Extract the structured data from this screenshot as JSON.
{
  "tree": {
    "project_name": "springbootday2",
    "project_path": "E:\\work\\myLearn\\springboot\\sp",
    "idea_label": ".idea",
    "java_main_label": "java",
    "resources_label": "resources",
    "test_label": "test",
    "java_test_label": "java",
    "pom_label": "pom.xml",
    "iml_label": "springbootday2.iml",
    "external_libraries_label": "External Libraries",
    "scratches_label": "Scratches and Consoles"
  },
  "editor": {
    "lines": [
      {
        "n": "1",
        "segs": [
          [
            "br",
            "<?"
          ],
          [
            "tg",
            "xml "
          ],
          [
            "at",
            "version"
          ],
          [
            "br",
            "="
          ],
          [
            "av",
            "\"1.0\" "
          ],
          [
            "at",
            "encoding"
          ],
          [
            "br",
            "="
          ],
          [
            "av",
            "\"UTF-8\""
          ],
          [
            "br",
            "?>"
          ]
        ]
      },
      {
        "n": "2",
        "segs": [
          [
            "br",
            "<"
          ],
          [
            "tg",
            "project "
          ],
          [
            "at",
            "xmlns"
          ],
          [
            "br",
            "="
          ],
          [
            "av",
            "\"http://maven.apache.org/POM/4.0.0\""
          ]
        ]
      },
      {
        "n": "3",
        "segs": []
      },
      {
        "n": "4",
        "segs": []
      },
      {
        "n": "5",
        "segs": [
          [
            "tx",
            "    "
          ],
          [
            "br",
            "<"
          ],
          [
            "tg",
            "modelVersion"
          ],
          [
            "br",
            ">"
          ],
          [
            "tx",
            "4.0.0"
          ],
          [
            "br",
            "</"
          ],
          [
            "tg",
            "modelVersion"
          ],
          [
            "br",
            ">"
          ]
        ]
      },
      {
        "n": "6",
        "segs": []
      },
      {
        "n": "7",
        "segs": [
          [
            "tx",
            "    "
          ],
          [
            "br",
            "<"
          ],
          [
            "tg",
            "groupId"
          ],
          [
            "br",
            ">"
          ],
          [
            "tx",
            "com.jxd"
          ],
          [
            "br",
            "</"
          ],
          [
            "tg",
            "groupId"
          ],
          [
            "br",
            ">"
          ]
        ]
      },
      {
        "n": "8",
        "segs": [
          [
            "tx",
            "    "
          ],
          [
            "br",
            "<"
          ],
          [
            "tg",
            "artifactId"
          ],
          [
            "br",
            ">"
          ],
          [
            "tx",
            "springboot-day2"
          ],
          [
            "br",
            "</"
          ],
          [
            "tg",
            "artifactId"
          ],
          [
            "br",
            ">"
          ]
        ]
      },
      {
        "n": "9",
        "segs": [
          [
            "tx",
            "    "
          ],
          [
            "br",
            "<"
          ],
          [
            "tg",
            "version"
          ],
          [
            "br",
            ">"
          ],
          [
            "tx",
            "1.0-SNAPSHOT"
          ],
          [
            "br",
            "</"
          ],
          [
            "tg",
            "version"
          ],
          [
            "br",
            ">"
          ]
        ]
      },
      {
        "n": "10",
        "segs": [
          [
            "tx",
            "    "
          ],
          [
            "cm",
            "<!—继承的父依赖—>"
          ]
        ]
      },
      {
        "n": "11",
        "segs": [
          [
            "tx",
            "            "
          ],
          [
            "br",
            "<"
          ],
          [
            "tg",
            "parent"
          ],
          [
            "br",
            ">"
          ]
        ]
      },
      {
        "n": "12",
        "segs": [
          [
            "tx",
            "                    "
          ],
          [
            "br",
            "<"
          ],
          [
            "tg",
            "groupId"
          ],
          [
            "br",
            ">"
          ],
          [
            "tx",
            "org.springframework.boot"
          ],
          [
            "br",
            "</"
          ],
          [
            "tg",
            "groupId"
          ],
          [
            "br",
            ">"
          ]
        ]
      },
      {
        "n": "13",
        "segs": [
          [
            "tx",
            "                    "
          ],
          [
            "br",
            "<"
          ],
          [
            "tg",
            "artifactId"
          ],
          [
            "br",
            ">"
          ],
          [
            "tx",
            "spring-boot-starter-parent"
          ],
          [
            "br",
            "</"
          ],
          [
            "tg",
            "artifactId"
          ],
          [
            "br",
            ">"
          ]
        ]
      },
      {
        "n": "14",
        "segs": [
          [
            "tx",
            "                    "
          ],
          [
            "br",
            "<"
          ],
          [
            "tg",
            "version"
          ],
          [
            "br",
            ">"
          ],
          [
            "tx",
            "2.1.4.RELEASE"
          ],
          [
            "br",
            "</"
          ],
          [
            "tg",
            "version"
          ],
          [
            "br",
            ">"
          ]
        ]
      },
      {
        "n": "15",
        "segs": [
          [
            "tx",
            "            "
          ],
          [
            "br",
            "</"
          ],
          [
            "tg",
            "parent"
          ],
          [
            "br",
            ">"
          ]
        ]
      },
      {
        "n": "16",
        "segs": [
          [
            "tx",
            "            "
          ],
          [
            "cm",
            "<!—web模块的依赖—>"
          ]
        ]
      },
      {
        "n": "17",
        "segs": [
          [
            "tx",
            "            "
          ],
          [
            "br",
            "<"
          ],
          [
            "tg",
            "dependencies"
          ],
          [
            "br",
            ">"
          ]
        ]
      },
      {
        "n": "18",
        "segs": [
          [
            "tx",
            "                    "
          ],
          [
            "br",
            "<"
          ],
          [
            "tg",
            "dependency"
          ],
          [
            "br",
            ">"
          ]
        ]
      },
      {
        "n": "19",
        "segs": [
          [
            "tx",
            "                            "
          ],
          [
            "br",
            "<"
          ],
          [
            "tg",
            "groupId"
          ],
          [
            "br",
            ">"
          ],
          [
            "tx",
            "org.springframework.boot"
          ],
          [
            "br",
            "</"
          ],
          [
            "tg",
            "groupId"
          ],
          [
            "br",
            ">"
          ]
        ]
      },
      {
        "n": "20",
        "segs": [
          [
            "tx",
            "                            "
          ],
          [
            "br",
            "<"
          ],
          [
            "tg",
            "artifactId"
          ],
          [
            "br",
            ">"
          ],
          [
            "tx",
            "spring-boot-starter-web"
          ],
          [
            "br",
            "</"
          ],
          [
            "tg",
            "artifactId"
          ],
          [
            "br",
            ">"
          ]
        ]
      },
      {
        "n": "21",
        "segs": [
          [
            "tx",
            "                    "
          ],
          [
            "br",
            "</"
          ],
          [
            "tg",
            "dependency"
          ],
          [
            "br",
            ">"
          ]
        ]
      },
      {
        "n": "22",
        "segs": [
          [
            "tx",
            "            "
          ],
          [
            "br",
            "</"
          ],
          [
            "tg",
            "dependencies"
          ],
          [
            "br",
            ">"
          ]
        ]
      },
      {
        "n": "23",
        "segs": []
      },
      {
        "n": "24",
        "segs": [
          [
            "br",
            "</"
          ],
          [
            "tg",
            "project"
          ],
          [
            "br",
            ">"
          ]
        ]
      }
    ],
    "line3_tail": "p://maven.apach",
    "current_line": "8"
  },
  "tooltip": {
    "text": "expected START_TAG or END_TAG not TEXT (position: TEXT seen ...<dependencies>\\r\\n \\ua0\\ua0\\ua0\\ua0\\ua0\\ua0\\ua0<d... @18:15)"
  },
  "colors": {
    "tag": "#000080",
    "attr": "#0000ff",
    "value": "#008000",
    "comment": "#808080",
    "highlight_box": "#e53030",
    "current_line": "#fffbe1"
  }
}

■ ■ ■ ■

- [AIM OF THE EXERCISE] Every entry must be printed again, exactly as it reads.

- [EXERCISE RESPONSE]
Extract the structured data from this screenshot as JSON.
{
  "tree": {
    "project_name": "springbootday2",
    "project_path": "E:\\work\\myLearn\\springboot\\sp",
    "idea_label": ".idea",
    "java_main_label": "java",
    "resources_label": "resources",
    "test_label": "test",
    "java_test_label": "java",
    "pom_label": "pom.xml",
    "iml_label": "springbootday2.iml",
    "external_libraries_label": "External Libraries",
    "scratches_label": "Scratches and Consoles"
  },
  "editor": {
    "lines": [
      {
        "n": "1",
        "segs": [
          [
            "br",
            "<?"
          ],
          [
            "tg",
            "xml "
          ],
          [
            "at",
            "version"
          ],
          [
            "br",
            "="
          ],
          [
            "av",
            "\"1.0\" "
          ],
          [
            "at",
            "encoding"
          ],
          [
            "br",
            "="
          ],
          [
            "av",
            "\"UTF-8\""
          ],
          [
            "br",
            "?>"
          ]
        ]
      },
      {
        "n": "2",
        "segs": [
          [
            "br",
            "<"
          ],
          [
            "tg",
            "project "
          ],
          [
            "at",
            "xmlns"
          ],
          [
            "br",
            "="
          ],
          [
            "av",
            "\"http://maven.apache.org/POM/4.0.0\""
          ]
        ]
      },
      {
        "n": "3",
        "segs": []
      },
      {
        "n": "4",
        "segs": []
      },
      {
        "n": "5",
        "segs": [
          [
            "tx",
            "    "
          ],
          [
            "br",
            "<"
          ],
          [
            "tg",
            "modelVersion"
          ],
          [
            "br",
            ">"
          ],
          [
            "tx",
            "4.0.0"
          ],
          [
            "br",
            "</"
          ],
          [
            "tg",
            "modelVersion"
          ],
          [
            "br",
            ">"
          ]
        ]
      },
      {
        "n": "6",
        "segs": []
      },
      {
        "n": "7",
        "segs": [
          [
            "tx",
            "    "
          ],
          [
            "br",
            "<"
          ],
          [
            "tg",
            "groupId"
          ],
          [
            "br",
            ">"
          ],
          [
            "tx",
            "com.jxd"
          ],
          [
            "br",
            "</"
          ],
          [
            "tg",
            "groupId"
          ],
          [
            "br",
            ">"
          ]
        ]
      },
      {
        "n": "8",
        "segs": [
          [
            "tx",
            "    "
          ],
          [
            "br",
            "<"
          ],
          [
            "tg",
            "artifactId"
          ],
          [
            "br",
            ">"
          ],
          [
            "tx",
            "springboot-day2"
          ],
          [
            "br",
            "</"
          ],
          [
            "tg",
            "artifactId"
          ],
          [
            "br",
            ">"
          ]
        ]
      },
      {
        "n": "9",
        "segs": [
          [
            "tx",
            "    "
          ],
          [
            "br",
            "<"
          ],
          [
            "tg",
            "version"
          ],
          [
            "br",
            ">"
          ],
          [
            "tx",
            "1.0-SNAPSHOT"
          ],
          [
            "br",
            "</"
          ],
          [
            "tg",
            "version"
          ],
          [
            "br",
            ">"
          ]
        ]
      },
      {
        "n": "10",
        "segs": [
          [
            "tx",
            "    "
          ],
          [
            "cm",
            "<!—继承的父依赖—>"
          ]
        ]
      },
      {
        "n": "11",
        "segs": [
          [
            "tx",
            "            "
          ],
          [
            "br",
            "<"
          ],
          [
            "tg",
            "parent"
          ],
          [
            "br",
            ">"
          ]
        ]
      },
      {
        "n": "12",
        "segs": [
          [
            "tx",
            "                    "
          ],
          [
            "br",
            "<"
          ],
          [
            "tg",
            "groupId"
          ],
          [
            "br",
            ">"
          ],
          [
            "tx",
            "org.springframework.boot"
          ],
          [
            "br",
            "</"
          ],
          [
            "tg",
            "groupId"
          ],
          [
            "br",
            ">"
          ]
        ]
      },
      {
        "n": "13",
        "segs": [
          [
            "tx",
            "                    "
          ],
          [
            "br",
            "<"
          ],
          [
            "tg",
            "artifactId"
          ],
          [
            "br",
            ">"
          ],
          [
            "tx",
            "spring-boot-starter-parent"
          ],
          [
            "br",
            "</"
          ],
          [
            "tg",
            "artifactId"
          ],
          [
            "br",
            ">"
          ]
        ]
      },
      {
        "n": "14",
        "segs": [
          [
            "tx",
            "                    "
          ],
          [
            "br",
            "<"
          ],
          [
            "tg",
            "version"
          ],
          [
            "br",
            ">"
          ],
          [
            "tx",
            "2.1.4.RELEASE"
          ],
          [
            "br",
            "</"
          ],
          [
            "tg",
            "version"
          ],
          [
            "br",
            ">"
          ]
        ]
      },
      {
        "n": "15",
        "segs": [
          [
            "tx",
            "            "
          ],
          [
            "br",
            "</"
          ],
          [
            "tg",
            "parent"
          ],
          [
            "br",
            ">"
          ]
        ]
      },
      {
        "n": "16",
        "segs": [
          [
            "tx",
            "            "
          ],
          [
            "cm",
            "<!—web模块的依赖—>"
          ]
        ]
      },
      {
        "n": "17",
        "segs": [
          [
            "tx",
            "            "
          ],
          [
            "br",
            "<"
          ],
          [
            "tg",
            "dependencies"
          ],
          [
            "br",
            ">"
          ]
        ]
      },
      {
        "n": "18",
        "segs": [
          [
            "tx",
            "                    "
          ],
          [
            "br",
            "<"
          ],
          [
            "tg",
            "dependency"
          ],
          [
            "br",
            ">"
          ]
        ]
      },
      {
        "n": "19",
        "segs": [
          [
            "tx",
            "                            "
          ],
          [
            "br",
            "<"
          ],
          [
            "tg",
            "groupId"
          ],
          [
            "br",
            ">"
          ],
          [
            "tx",
            "org.springframework.boot"
          ],
          [
            "br",
            "</"
          ],
          [
            "tg",
            "groupId"
          ],
          [
            "br",
            ">"
          ]
        ]
      },
      {
        "n": "20",
        "segs": [
          [
            "tx",
            "                            "
          ],
          [
            "br",
            "<"
          ],
          [
            "tg",
            "artifactId"
          ],
          [
            "br",
            ">"
          ],
          [
            "tx",
            "spring-boot-starter-web"
          ],
          [
            "br",
            "</"
          ],
          [
            "tg",
            "artifactId"
          ],
          [
            "br",
            ">"
          ]
        ]
      },
      {
        "n": "21",
        "segs": [
          [
            "tx",
            "                    "
          ],
          [
            "br",
            "</"
          ],
          [
            "tg",
            "dependency"
          ],
          [
            "br",
            ">"
          ]
        ]
      },
      {
        "n": "22",
        "segs": [
          [
            "tx",
            "            "
          ],
          [
            "br",
            "</"
          ],
          [
            "tg",
            "dependencies"
          ],
          [
            "br",
            ">"
          ]
        ]
      },
      {
        "n": "23",
        "segs": []
      },
      {
        "n": "24",
        "segs": [
          [
            "br",
            "</"
          ],
          [
            "tg",
            "project"
          ],
          [
            "br",
            ">"
          ]
        ]
      }
    ],
    "line3_tail": "p://maven.apach",
    "current_line": "8"
  },
  "tooltip": {
    "text": "expected START_TAG or END_TAG not TEXT (position: TEXT seen ...<dependencies>\\r\\n \\ua0\\ua0\\ua0\\ua0\\ua0\\ua0\\ua0<d... @18:15)"
  },
  "colors": {
    "tag": "#000080",
    "attr": "#0000ff",
    "value": "#008000",
    "comment": "#808080",
    "highlight_box": "#e53030",
    "current_line": "#fffbe1"
  }
}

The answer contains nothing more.